Personal Injury

NTSB: Deadly 2016 Tuscaloosa Airplane Crash Caused by ‘Fuel Starvation’

piper cherokee lance 435x291 NTSB: Deadly 2016 Tuscaloosa Airplane Crash Caused by Fuel StarvationAn airplane crash that killed six people near Tuscaloosa, Alabama, in 2016 was caused by the pilot’s mismanagement of the aircraft’s fuel supply system, federal investigators said.

Three couples were returning home to Oxford, Mississippi, from a dental seminar in Florida when the twin-engine Piper crashed just a few hundred feet from the Tuscaloosa Regional Airport runway Aug. 14, 2016. All six people aboard the plane were killed at the scene.

The National Transportation Safety Board (NTSB) investigated the airplane crash and said in its final report that the airplane was serviced to capacity with fuel before its flight, enough to allow it to fly for about five hours.

But about one hour and 45 minutes after reaching the flight’s cruise altitude of 12,000 feet, the pilot reported a failure of the right engine fuel pump and requested to divert to the nearest airport.

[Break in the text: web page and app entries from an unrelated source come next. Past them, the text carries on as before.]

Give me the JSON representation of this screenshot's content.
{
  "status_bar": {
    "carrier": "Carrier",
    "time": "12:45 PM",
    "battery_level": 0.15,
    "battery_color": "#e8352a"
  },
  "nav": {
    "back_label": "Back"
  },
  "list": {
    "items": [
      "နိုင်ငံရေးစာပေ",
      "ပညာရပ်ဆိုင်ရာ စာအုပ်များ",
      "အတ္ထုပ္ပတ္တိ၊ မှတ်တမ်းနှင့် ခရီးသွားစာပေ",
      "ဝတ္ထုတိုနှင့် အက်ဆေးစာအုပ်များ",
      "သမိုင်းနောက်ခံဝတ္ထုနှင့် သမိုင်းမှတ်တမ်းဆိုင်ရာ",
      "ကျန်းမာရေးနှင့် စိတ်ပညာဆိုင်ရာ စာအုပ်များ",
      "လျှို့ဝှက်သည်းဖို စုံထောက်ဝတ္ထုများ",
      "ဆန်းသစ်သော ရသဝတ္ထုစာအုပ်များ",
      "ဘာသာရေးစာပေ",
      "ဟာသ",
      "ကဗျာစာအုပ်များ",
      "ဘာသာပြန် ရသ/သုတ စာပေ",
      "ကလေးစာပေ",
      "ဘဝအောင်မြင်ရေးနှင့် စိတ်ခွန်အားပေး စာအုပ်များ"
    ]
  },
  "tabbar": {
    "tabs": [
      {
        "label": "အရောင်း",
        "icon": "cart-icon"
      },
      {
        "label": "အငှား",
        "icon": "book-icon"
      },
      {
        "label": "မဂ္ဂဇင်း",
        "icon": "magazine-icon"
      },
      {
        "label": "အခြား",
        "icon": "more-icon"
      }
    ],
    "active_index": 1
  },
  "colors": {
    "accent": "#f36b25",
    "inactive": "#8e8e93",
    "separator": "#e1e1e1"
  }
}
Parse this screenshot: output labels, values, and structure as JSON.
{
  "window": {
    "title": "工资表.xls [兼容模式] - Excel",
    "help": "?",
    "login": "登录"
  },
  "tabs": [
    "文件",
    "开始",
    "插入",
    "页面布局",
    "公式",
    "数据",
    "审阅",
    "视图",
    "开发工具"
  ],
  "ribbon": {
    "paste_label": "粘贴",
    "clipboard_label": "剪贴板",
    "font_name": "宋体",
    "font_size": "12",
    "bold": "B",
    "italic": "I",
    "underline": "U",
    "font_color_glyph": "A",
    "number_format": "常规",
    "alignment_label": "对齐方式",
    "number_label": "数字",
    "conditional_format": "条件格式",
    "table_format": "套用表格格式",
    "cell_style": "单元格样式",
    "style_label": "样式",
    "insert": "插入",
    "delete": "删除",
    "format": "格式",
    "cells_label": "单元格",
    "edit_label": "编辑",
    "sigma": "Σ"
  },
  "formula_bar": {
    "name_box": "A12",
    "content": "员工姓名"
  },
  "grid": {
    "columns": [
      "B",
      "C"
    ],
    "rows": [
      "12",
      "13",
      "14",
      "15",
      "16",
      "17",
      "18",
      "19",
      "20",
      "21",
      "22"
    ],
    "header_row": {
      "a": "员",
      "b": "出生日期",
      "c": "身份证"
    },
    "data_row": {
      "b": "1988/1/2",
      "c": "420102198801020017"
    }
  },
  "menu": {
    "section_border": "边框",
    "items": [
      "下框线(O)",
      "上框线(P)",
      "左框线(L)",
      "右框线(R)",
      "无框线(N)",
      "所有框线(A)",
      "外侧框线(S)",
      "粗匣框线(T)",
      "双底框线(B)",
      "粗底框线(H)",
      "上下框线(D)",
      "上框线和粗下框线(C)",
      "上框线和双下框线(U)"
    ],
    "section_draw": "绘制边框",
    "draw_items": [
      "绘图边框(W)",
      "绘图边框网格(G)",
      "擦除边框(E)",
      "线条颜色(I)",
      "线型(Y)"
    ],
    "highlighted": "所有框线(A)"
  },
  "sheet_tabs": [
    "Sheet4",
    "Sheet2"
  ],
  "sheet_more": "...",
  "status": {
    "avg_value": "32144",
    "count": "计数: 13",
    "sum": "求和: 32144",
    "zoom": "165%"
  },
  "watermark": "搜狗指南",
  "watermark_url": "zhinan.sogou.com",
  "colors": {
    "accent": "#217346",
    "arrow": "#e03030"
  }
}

About seven minutes later, the pilot reported that he “lost both fuel pumps” and said that the airplane had lost its engine power. The pilot continued toward the Tuscaloosa airport and the plane descended until it collided with trees about 1,650 feet short of the runway, bursting into flames.

“According to the pilot’s operating handbook, after reaching cruise flight, fuel should be consumed from the outboard tanks before switching to the inboard tanks,” the NTSB report says, noting that the pilot was supposed to switch from the outboard fuel tanks to the inboard fuel supply once the outboard’s fuel was depleted.

The NTSB noted that the outboard had about one hour and 45 minutes’ worth of fuel – about the same amount of time that had elapsed between departure and the pilot’s report of a fuel emergency.

A flight instructor who previously flew with the pilot told NTSB investigators that the pilot’s training in the airplane did not include single-engine operations and emergency procedures. Investigators found the lack of experience and training contributed to the airplane crash.

“It is likely that the pilot failed to return the fuel selectors from the outboard to the inboard tank positions once the outboard tanks were exhausted of fuel; however, the pilot misdiagnosed the situation as a fuel pump anomaly,” the NTSB said. The error starved the engine of fuel, resulting in a total loss of engine power.

The airplane crash killed dentists Jason Farese and Lea Farese; dentist Michael Perry and his wife, Kim Perry, a nurse practitioner at the University of Mississippi; and dentist Austin Poole and his wife, Angie Poole.